- If you prefer to go on foot, you can walk the western shore to or from Wray Castle (sign-posted as 3.75 miles from the courtyard), and you can also walk in from Hill Top (sign-posted as 1.5 miles from the viewing station). There’s lots more information on this, including route suggestions, on the National Trust website.
- Linear walks can be a pain when you need to get back to your starting point, but Windermere Lakes Cruises can give you a helping hand with this. Their Walker’s Ticket allows you to complete a walk of the western shore of Windermere and take a boat back to your starting point – there’s more information on how this works on the Windermere Lakes Cruises website.
- If you’re a fan of two wheels, you may find it helpful to use the Bike Boat from Brockhole to Bark Barn Jetty (which meets the lake path approximately 2 miles from the courtyard – summer holidays only and weekends from the end of May) and gives priority to cyclists.

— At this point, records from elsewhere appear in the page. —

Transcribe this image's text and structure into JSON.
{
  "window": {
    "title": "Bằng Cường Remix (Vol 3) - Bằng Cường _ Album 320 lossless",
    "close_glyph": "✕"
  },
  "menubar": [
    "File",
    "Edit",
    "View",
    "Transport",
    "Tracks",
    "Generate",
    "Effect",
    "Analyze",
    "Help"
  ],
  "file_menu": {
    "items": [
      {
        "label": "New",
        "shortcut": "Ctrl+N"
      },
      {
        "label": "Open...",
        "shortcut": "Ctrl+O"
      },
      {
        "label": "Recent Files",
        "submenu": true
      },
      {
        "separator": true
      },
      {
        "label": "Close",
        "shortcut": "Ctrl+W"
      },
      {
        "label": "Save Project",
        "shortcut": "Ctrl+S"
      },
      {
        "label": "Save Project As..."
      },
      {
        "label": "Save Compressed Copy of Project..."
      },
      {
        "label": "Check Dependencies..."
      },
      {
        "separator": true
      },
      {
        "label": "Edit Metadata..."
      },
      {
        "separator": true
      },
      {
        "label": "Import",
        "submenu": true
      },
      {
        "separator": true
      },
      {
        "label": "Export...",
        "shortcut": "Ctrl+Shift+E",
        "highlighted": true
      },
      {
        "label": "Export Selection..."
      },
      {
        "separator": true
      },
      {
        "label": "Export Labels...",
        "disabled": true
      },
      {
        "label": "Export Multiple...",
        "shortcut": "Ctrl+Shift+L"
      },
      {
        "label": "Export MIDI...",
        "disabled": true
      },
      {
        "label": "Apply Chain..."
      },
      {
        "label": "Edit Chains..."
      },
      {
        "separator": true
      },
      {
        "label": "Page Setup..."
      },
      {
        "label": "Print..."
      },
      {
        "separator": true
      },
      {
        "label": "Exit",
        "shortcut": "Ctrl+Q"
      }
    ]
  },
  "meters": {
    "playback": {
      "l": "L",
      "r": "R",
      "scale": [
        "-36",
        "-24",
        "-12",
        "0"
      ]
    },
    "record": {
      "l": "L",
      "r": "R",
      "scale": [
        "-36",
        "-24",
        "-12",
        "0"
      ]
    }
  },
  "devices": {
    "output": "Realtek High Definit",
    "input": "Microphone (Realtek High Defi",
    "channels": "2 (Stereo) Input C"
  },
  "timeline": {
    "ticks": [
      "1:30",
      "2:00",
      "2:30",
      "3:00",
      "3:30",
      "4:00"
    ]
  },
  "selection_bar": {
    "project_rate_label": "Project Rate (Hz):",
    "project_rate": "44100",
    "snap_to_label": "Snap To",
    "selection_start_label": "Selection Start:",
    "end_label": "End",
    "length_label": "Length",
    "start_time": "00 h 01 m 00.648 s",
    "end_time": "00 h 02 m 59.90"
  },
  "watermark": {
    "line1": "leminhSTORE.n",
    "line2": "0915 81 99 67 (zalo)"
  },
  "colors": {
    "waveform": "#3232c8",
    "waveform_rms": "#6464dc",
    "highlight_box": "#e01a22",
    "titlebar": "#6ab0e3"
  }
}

- If you fancy a short walk, you could park in Bowness-on-Windermere and walk around Cockshott Point to the Windermere Ferry, or park in the Ferry Nab pay-and-display car park which is in the same road as the ferry. Alternatively, take the Cross Lakes Shuttle boat across the lake from Bowness to Ferry House with Windermere Lake Cruises.
… so the possibilities are, as they say, endless! However you choose to see Claife Station though, it’s a beautiful place to visit, and is in one of my favourite areas too. Do try to fit it into your stay in the Lakes – you won’t be disappointed!
Have you visited Claife Viewing Station since its recent restoration? How did you choose to get there?! Share your recommendations by leaving a comment below.